Extra! Extra! Bulb Show Cancelled!
I visited the Lyman Plant House before the Covid-19-driven cancellation was announced. Now we will look forward to next year. In the meantime, you can still learn a bit about what it takes to put on the show. Keep Safe!
No matter the weather the Smith College Annual Bulb show sings out that Spring is here. For 100 years staff and students at Smith College have worked to present a blooming array of familiar daffodils, tulips, crocuses and more exotic plants from around the world.
I visited the Lyman Plant House on a sunny day last week and saw the bones of the show with golden orange trees in place. The corners were stuffed with silky pussy willows and cherry blossoms in bud. Ranks of tulips, not yet blooming, marched down one side of the room and some very mysterious plants were growing on the other side. The Chinese witch hazel with its twirly red flowers is stunning. The budded freesias promise delicious fragrance.
Jimmy Grogan, Conservatory Curator, met me and introduced me to Dan Babineau, and Steve Sojowski the current staff members who care for the Plant House all year. I was ready for a tour to learn what it takes to create the glorious Bulb Show.
My tour began with the Bunker, a controlled refrigerated room with ranks of shelves to hold and fool at least 5000 bulbs that it is winter. Potting up those bulbs is a lot of work, especially when you consider that different bulbs will need different soil mixtures.

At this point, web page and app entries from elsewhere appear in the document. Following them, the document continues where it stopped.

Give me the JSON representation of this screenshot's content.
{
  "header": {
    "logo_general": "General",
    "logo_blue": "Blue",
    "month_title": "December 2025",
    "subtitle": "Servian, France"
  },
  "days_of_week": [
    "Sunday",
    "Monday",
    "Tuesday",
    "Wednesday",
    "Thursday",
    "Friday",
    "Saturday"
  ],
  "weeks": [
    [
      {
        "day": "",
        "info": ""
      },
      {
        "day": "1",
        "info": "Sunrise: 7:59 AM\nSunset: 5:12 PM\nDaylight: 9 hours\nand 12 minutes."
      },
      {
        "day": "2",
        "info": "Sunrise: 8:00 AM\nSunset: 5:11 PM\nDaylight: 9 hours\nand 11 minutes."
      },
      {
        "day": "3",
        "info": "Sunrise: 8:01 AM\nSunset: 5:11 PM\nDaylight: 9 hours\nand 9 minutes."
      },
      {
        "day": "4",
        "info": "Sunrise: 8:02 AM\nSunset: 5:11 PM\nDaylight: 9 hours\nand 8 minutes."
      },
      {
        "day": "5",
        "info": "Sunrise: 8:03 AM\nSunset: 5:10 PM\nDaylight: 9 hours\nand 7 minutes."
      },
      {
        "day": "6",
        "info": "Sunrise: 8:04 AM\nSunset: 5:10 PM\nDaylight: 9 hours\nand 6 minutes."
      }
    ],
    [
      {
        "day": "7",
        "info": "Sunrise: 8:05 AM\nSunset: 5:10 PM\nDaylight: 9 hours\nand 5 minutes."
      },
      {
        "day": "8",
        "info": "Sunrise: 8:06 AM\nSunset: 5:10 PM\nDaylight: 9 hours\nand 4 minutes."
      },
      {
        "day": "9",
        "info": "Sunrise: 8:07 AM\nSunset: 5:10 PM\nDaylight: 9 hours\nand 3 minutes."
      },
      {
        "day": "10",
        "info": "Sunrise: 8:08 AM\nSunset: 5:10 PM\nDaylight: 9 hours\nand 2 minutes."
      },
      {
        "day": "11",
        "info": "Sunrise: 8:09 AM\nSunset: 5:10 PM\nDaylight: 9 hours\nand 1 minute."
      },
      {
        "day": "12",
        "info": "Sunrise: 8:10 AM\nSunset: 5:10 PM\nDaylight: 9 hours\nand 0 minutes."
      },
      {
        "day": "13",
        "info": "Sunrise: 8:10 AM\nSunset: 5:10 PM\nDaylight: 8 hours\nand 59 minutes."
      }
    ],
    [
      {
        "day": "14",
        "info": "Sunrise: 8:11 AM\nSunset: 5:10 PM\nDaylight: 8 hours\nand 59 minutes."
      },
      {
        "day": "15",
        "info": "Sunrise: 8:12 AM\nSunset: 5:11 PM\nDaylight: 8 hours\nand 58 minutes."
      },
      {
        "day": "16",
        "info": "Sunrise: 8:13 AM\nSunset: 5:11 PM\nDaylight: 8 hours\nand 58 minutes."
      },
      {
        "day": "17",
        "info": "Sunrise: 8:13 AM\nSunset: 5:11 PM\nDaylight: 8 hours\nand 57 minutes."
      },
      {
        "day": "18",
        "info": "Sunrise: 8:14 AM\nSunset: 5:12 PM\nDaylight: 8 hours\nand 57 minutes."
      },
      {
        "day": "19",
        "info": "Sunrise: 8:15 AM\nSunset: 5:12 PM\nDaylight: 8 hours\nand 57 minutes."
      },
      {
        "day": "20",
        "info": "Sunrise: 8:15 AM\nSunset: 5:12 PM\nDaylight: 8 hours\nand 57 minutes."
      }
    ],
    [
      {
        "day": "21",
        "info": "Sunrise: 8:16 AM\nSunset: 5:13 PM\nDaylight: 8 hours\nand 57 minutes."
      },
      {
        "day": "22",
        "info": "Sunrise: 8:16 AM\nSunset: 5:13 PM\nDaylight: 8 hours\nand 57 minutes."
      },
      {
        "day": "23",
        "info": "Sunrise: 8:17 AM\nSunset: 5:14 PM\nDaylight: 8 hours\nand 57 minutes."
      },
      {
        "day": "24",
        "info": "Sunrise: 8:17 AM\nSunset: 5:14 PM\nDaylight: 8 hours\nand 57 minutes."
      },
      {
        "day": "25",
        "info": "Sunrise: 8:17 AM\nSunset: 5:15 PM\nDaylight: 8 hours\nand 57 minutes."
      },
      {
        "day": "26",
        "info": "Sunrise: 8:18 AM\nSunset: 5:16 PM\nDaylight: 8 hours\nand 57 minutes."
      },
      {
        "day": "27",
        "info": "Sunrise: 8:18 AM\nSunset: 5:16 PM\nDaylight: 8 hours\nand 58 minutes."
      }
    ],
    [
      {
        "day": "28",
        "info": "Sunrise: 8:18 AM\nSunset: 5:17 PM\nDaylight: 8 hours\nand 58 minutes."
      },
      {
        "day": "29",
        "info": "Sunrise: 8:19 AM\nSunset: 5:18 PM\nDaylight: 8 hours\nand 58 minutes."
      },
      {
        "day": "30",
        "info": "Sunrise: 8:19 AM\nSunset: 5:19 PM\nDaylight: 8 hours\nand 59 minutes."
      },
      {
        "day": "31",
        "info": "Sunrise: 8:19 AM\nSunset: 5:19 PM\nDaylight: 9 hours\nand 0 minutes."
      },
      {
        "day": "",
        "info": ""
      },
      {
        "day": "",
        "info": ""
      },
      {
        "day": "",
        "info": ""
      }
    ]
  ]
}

Fortunately more than 30 horticulture students help pot up and store the bulbs in the Bunker in November. The temperature there is 42 degrees to begin. Temperatures are moderated as the winter wanes, and in January bulbs leave the Bunker. The bulbs then go to live in two cool rooms that are never open to the public. These rooms provide space and appropriate temperatures for the different tasks and plants that need care during the year.
It is the ever warming temperatures and increasing sunlight that make the bulbs begin to grow. And grow. Every room in the greenhouse has sensors to keep temperatures and humidity at the proper level. All this care and work brings the plants into bloom exactly in time for the opening of the Bulb Show on the first Saturday in March. The Show is open every day until the third Sunday.
While I was being shown the Bunker, Babineau, who has worked in the green house for six years now, said “I enjoy working in the greenhouse. We’re laid back but we keep everything clean and there is no downtime. I also like getting to learn new things.”
This is Sojowski’s 29th year of the 34 that he has been working in the Smith Gardens and greenhouse. “This will be the third show the two of us have worked on together. We keep learning more about the bulb seasons every year.”
Sojowski pointed to the potted narcissus and other blooming plants on the cement floor and explained that this is an additional way of keeping them cool.
Babineau and Sojowski are pretty cool about their work, but surrounded by beautiful and fragrant plants like the camellia corridor, it is clear there is no down time.
Neither are they the only people at work in the greenhouse. They showed me the classrooms for horticulture students, and the very sunny and green student greenhouse. I thought about the Long Green Line of Smith students who have been studying horticulture, experimenting and hybridizing plants in those rooms forbidden the public, for more than 100 years.
When Sojowski and Babineau said their good-byes and went back to work, I had time to wander through the rest of the greenhouse. I love to sit in the cool temperate house by the waterfall. It is a peaceful spot and while sitting there it is hard to remember that you are on a busy campus in a busy town.
There are other special rooms heated or cooled to the specific needs of ferns, palms, or succulents. There is a lot of beauty to take in.
There is more to the greenhouse than plants. The entryway provides exhibition space. This year the exhibit is The Art and Science of Dyeing: A Collaboration between the Botanic Garden of Smith College and Textile Artist Michelle Parrish. Long dyed panels of silk, wool and linen are hung to show off a range of dye colors created by using plants like madder, marigolds, woad, and even parts of shellfish. You are invited to touch. Gently.
Between the Rows March 7, 2020